Supplied records >>
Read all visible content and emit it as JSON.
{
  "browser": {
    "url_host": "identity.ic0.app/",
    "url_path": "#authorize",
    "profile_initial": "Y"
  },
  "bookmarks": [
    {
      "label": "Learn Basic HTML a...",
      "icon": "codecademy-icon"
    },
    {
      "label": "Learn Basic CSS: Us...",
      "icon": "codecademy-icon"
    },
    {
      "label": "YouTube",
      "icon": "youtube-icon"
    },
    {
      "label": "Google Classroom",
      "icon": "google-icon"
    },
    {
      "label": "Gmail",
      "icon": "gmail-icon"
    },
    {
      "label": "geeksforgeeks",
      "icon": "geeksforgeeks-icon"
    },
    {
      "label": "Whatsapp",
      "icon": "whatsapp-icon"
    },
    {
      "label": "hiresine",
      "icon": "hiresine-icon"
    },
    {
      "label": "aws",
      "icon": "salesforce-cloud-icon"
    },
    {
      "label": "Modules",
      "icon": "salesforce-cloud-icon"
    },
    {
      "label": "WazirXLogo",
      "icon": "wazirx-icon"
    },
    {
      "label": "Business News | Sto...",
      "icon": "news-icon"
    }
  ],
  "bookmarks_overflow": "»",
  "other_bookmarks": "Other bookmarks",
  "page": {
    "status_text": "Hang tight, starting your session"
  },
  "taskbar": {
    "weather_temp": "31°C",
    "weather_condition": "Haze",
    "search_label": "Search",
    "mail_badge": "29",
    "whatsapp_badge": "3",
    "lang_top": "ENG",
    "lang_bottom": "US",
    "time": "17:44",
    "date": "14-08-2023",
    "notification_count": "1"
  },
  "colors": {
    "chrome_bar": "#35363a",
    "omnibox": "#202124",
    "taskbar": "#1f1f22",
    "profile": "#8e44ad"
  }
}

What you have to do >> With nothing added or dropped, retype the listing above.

Output of the exercise >>
Read all visible content and emit it as JSON.
{
  "browser": {
    "url_host": "identity.ic0.app/",
    "url_path": "#authorize",
    "profile_initial": "Y"
  },
  "bookmarks": [
    {
      "label": "Learn Basic HTML a...",
      "icon": "codecademy-icon"
    },
    {
      "label": "Learn Basic CSS: Us...",
      "icon": "codecademy-icon"
    },
    {
      "label": "YouTube",
      "icon": "youtube-icon"
    },
    {
      "label": "Google Classroom",
      "icon": "google-icon"
    },
    {
      "label": "Gmail",
      "icon": "gmail-icon"
    },
    {
      "label": "geeksforgeeks",
      "icon": "geeksforgeeks-icon"
    },
    {
      "label": "Whatsapp",
      "icon": "whatsapp-icon"
    },
    {
      "label": "hiresine",
      "icon": "hiresine-icon"
    },
    {
      "label": "aws",
      "icon": "salesforce-cloud-icon"
    },
    {
      "label": "Modules",
      "icon": "salesforce-cloud-icon"
    },
    {
      "label": "WazirXLogo",
      "icon": "wazirx-icon"
    },
    {
      "label": "Business News | Sto...",
      "icon": "news-icon"
    }
  ],
  "bookmarks_overflow": "»",
  "other_bookmarks": "Other bookmarks",
  "page": {
    "status_text": "Hang tight, starting your session"
  },
  "taskbar": {
    "weather_temp": "31°C",
    "weather_condition": "Haze",
    "search_label": "Search",
    "mail_badge": "29",
    "whatsapp_badge": "3",
    "lang_top": "ENG",
    "lang_bottom": "US",
    "time": "17:44",
    "date": "14-08-2023",
    "notification_count": "1"
  },
  "colors": {
    "chrome_bar": "#35363a",
    "omnibox": "#202124",
    "taskbar": "#1f1f22",
    "profile": "#8e44ad"
  }
}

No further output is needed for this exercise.